A strong future for biomass power is in danger of slipping through Britain’s fingers because the Government is delaying revealing news about the Renewables Obligation banding.

Biomass is currently covered by the Renewables Obligation subsidy scheme, which lasts up to 2017, after which the industry subsidies will be covered by the Electricity Market Reform (EMR).

Plans for the EMR are still to be confirmed by DECC. The worry is that investment in biomass is being held back the longer policy decisions are delayed, becase investors can’t be certain of how profitable projects will be after 2017, suggested Paul Thompson, Head of Policy at REA.

While Gaynor Hartnell, chief executive of the REA, trade body which represents the major firms in biomass including Drax, British Sugar and E.ON, said if the UK doesn’t secure investment for biomass, “the money could flow anywhere in the world.”

At a briefing for the Back Biomass campaign by REA and several biomass firms, she told journalists: “We really need Government to do something to just pull through. We’re down at the bottom of the league [in Europe] for biomass.”

The UK biomass industry creates around 2,000 jobs, in comparison with Germany which employs 60,000 and France which has 68,000 working in the sector, she said.

DECC defended plans to release news of the RO later this year: “We have brought forward the timetable for publishing bandings by around six months to give investors earlier certainty. It is right that we undertake rigorous analysis so that we both encourage investment and ensure value for money for consumers.”

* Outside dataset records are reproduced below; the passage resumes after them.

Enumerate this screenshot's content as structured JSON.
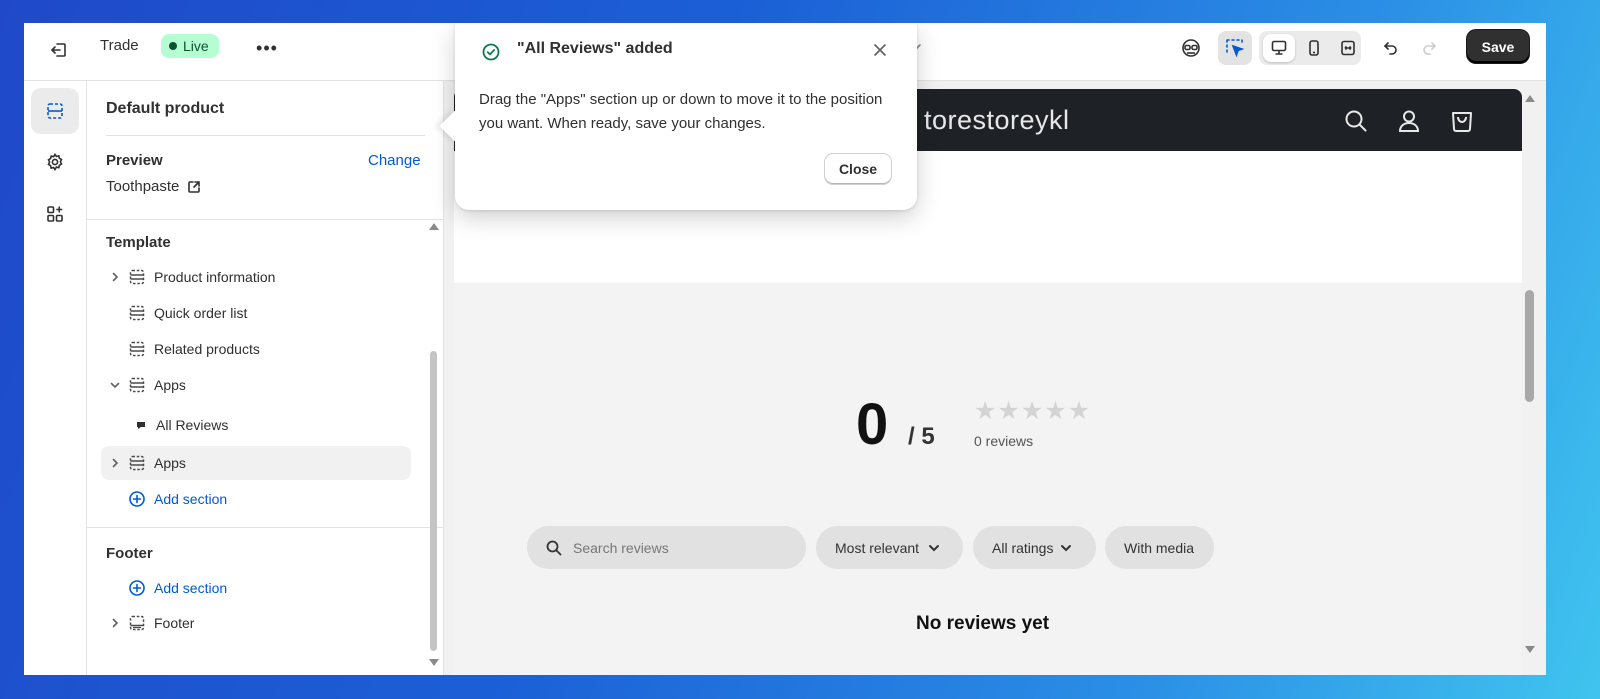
{
  "topbar": {
    "store_name": "Trade",
    "live_label": "Live",
    "more_label": "•••",
    "save_label": "Save"
  },
  "sidebar": {
    "title": "Default product",
    "preview_label": "Preview",
    "change_label": "Change",
    "preview_product": "Toothpaste",
    "template_heading": "Template",
    "template_items": [
      {
        "label": "Product information"
      },
      {
        "label": "Quick order list"
      },
      {
        "label": "Related products"
      },
      {
        "label": "Apps"
      },
      {
        "label": "All Reviews"
      },
      {
        "label": "Apps"
      }
    ],
    "add_section_label": "Add section",
    "footer_heading": "Footer",
    "footer_add_section_label": "Add section",
    "footer_item": "Footer"
  },
  "popover": {
    "title": "\"All Reviews\" added",
    "body": "Drag the \"Apps\" section up or down to move it to the position you want. When ready, save your changes.",
    "close_label": "Close"
  },
  "preview": {
    "store_name": "torestoreykl",
    "score": "0",
    "score_max": "/ 5",
    "rating_stars": 0,
    "review_count": "0 reviews",
    "search_placeholder": "Search reviews",
    "sort_label": "Most relevant",
    "ratings_filter_label": "All ratings",
    "media_filter_label": "With media",
    "empty_message": "No reviews yet"
  },
  "colors": {
    "accent_blue": "#005bd3",
    "live_badge_bg": "#b4fed2",
    "live_badge_text": "#0c5132",
    "save_button_bg": "#303030",
    "store_header_bg": "#1e2226"
  }
}
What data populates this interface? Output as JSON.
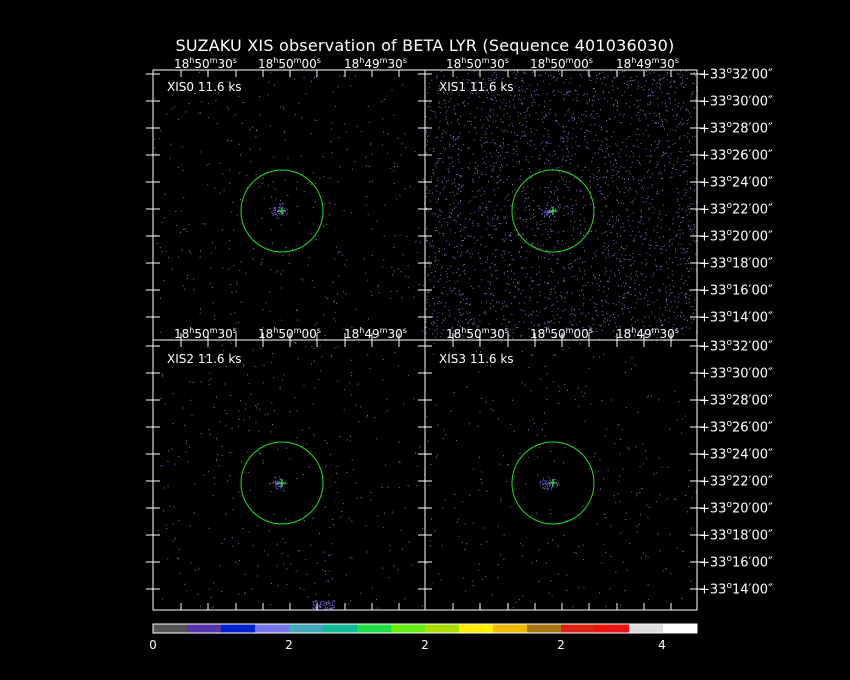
{
  "title": "SUZAKU XIS observation of BETA LYR  (Sequence 401036030)",
  "panels": [
    {
      "label": "XIS0 11.6 ks"
    },
    {
      "label": "XIS1 11.6 ks"
    },
    {
      "label": "XIS2 11.6 ks"
    },
    {
      "label": "XIS3 11.6 ks"
    }
  ],
  "ra_labels": {
    "top": [
      {
        "h": "18",
        "m": "50",
        "s": "30"
      },
      {
        "h": "18",
        "m": "50",
        "s": "00"
      },
      {
        "h": "18",
        "m": "49",
        "s": "30"
      }
    ]
  },
  "dec_labels": [
    [
      "+33",
      "32",
      "00"
    ],
    [
      "+33",
      "30",
      "00"
    ],
    [
      "+33",
      "28",
      "00"
    ],
    [
      "+33",
      "26",
      "00"
    ],
    [
      "+33",
      "24",
      "00"
    ],
    [
      "+33",
      "22",
      "00"
    ],
    [
      "+33",
      "20",
      "00"
    ],
    [
      "+33",
      "18",
      "00"
    ],
    [
      "+33",
      "16",
      "00"
    ],
    [
      "+33",
      "14",
      "00"
    ]
  ],
  "colorbar": {
    "colors": [
      "#555555",
      "#5533aa",
      "#0022cc",
      "#7777ee",
      "#44aabb",
      "#11bb99",
      "#22dd44",
      "#66ee11",
      "#aadd00",
      "#ffee00",
      "#eebb00",
      "#aa7711",
      "#dd2211",
      "#ee1111",
      "#dddddd",
      "#ffffff"
    ],
    "tick_labels": [
      "0",
      "2",
      "2",
      "2",
      "4"
    ]
  },
  "colors": {
    "background": "#000000",
    "frame": "#ffffff",
    "circle": "#22dd22",
    "source_marker": "#33ff33",
    "events": "#8877cc"
  }
}
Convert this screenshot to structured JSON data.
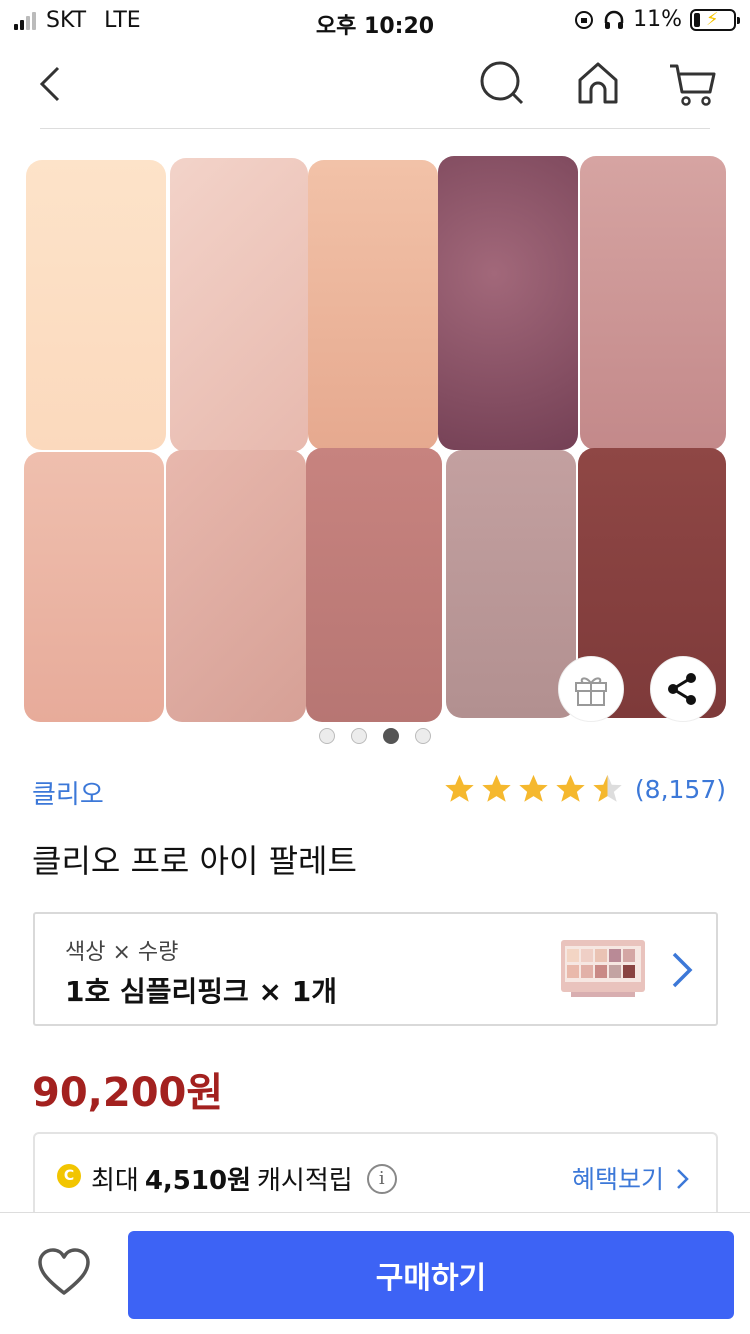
{
  "status_bar": {
    "carrier": "SKT",
    "network": "LTE",
    "time": "오후 10:20",
    "battery": "11%"
  },
  "nav": {
    "back_icon": "chevron-left-icon",
    "search_icon": "search-icon",
    "home_icon": "home-icon",
    "cart_icon": "cart-icon"
  },
  "gallery": {
    "page_count": 4,
    "active_index": 2
  },
  "product": {
    "brand": "클리오",
    "rating": 4.5,
    "review_count": "(8,157)",
    "title": "클리오 프로 아이 팔레트"
  },
  "option": {
    "label": "색상 × 수량",
    "value": "1호 심플리핑크 × 1개"
  },
  "price": "90,200원",
  "cash": {
    "coin": "C",
    "prefix": "최대",
    "amount": "4,510원",
    "suffix": "캐시적립",
    "info": "i",
    "benefit_link": "혜택보기"
  },
  "bottom": {
    "buy_label": "구매하기"
  },
  "colors": {
    "accent": "#3d63f5",
    "link": "#3c78d8",
    "price": "#a3211f",
    "star": "#f5b82e"
  }
}
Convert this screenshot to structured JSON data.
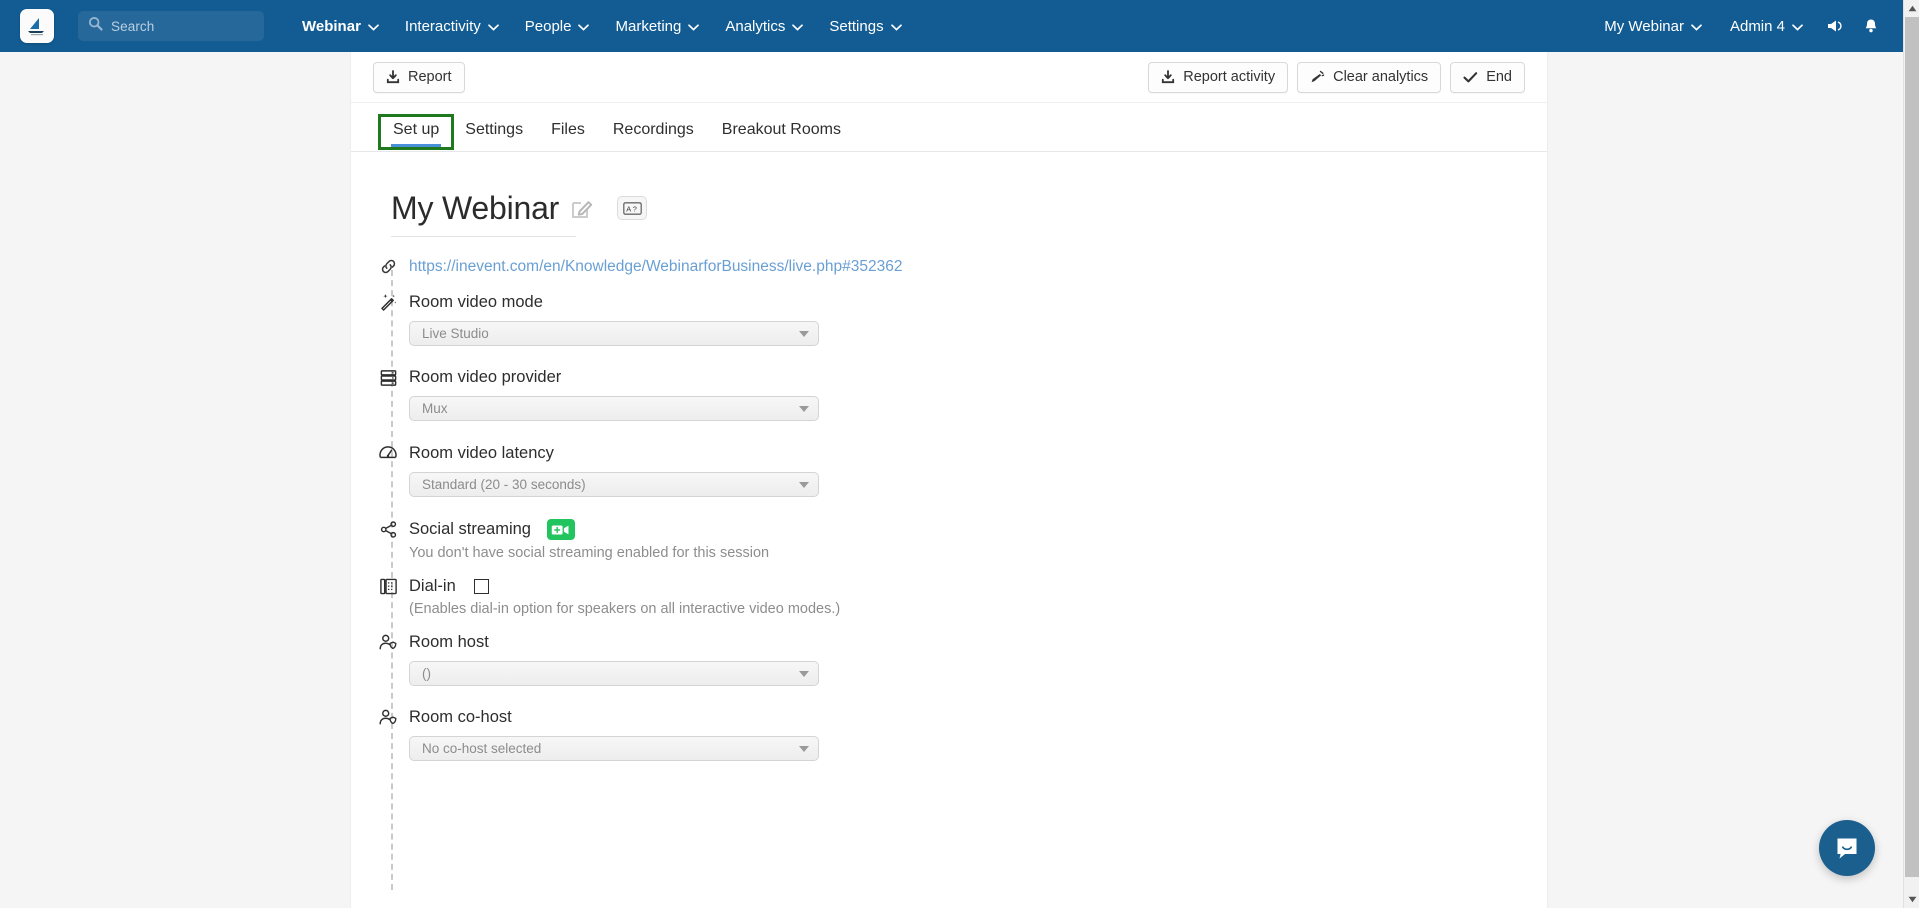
{
  "navbar": {
    "logo_name": "inevent-logo",
    "search": {
      "placeholder": "Search"
    },
    "items": [
      {
        "label": "Webinar",
        "bold": true
      },
      {
        "label": "Interactivity",
        "bold": false
      },
      {
        "label": "People",
        "bold": false
      },
      {
        "label": "Marketing",
        "bold": false
      },
      {
        "label": "Analytics",
        "bold": false
      },
      {
        "label": "Settings",
        "bold": false
      }
    ],
    "right": [
      {
        "label": "My Webinar"
      },
      {
        "label": "Admin 4"
      }
    ],
    "announce_icon": "megaphone-icon",
    "notifications_icon": "bell-icon",
    "background_color": "#125c93"
  },
  "toolbar": {
    "report_label": "Report",
    "report_activity_label": "Report activity",
    "clear_analytics_label": "Clear analytics",
    "end_label": "End"
  },
  "tabs": [
    {
      "label": "Set up",
      "active": true,
      "highlighted": true
    },
    {
      "label": "Settings",
      "active": false,
      "highlighted": false
    },
    {
      "label": "Files",
      "active": false,
      "highlighted": false
    },
    {
      "label": "Recordings",
      "active": false,
      "highlighted": false
    },
    {
      "label": "Breakout Rooms",
      "active": false,
      "highlighted": false
    }
  ],
  "highlight_color": "#1f7a1f",
  "accent_color": "#4a90d9",
  "main": {
    "title": "My Webinar",
    "edit_icon": "pencil-edit-icon",
    "language_badge_icon": "translate-badge-icon",
    "link": {
      "icon": "link-chain-icon",
      "url": "https://inevent.com/en/Knowledge/WebinarforBusiness/live.php#352362"
    },
    "fields": [
      {
        "icon": "magic-wand-icon",
        "label": "Room video mode",
        "value": "Live Studio"
      },
      {
        "icon": "server-rack-icon",
        "label": "Room video provider",
        "value": "Mux"
      },
      {
        "icon": "speedometer-icon",
        "label": "Room video latency",
        "value": "Standard (20 - 30 seconds)"
      }
    ],
    "social_streaming": {
      "icon": "share-nodes-icon",
      "label": "Social streaming",
      "badge_icon": "add-video-icon",
      "badge_color": "#22c45d",
      "helper": "You don't have social streaming enabled for this session"
    },
    "dial_in": {
      "icon": "dial-pad-icon",
      "label": "Dial-in",
      "checked": false,
      "helper": "(Enables dial-in option for speakers on all interactive video modes.)"
    },
    "hosts": [
      {
        "icon": "user-shield-icon",
        "label": "Room host",
        "value": "()"
      },
      {
        "icon": "user-shield-icon",
        "label": "Room co-host",
        "value": "No co-host selected"
      }
    ]
  },
  "intercom": {
    "icon": "chat-bubble-smile-icon",
    "color": "#1b5f8f"
  }
}
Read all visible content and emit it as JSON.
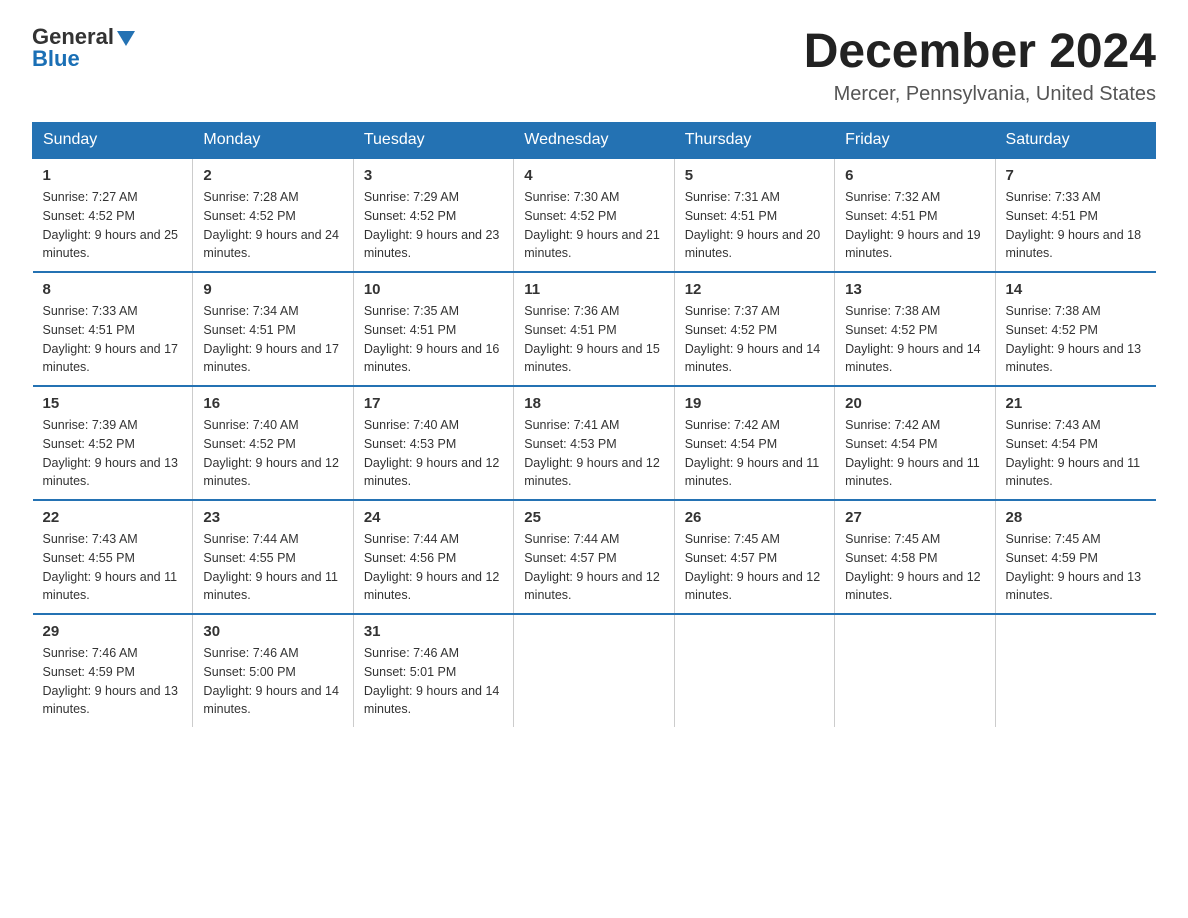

The department told ELN it will shortly be publishing more details on reforms to electricity market (EMR), “which will give investors more certainty on support for low carbon electricity.”

But the REA warns there is also a risk to current biomass projects with the delay of other policy announcements.

Mr Thompson said some firms have taken a “gamble” as they will already have bought their wood supplies for 2013 but without knowing what the Government’s Sustainability Criteria to qualify for subsidy under the RO are.

After April 2013 they will have to demonstrate their eligibility for the scheme. The Government still hasn’t released the criteria. and the REA complains it was expected to do so in early April.

A spokesperson for DECC said it was “surprised” firms might be concerned over this, adding: “Industry has been aware of sustainability criteria since 2009 and sustainability reporting has been in place on a voluntary basis since April 2010 to enable industry to adjust.”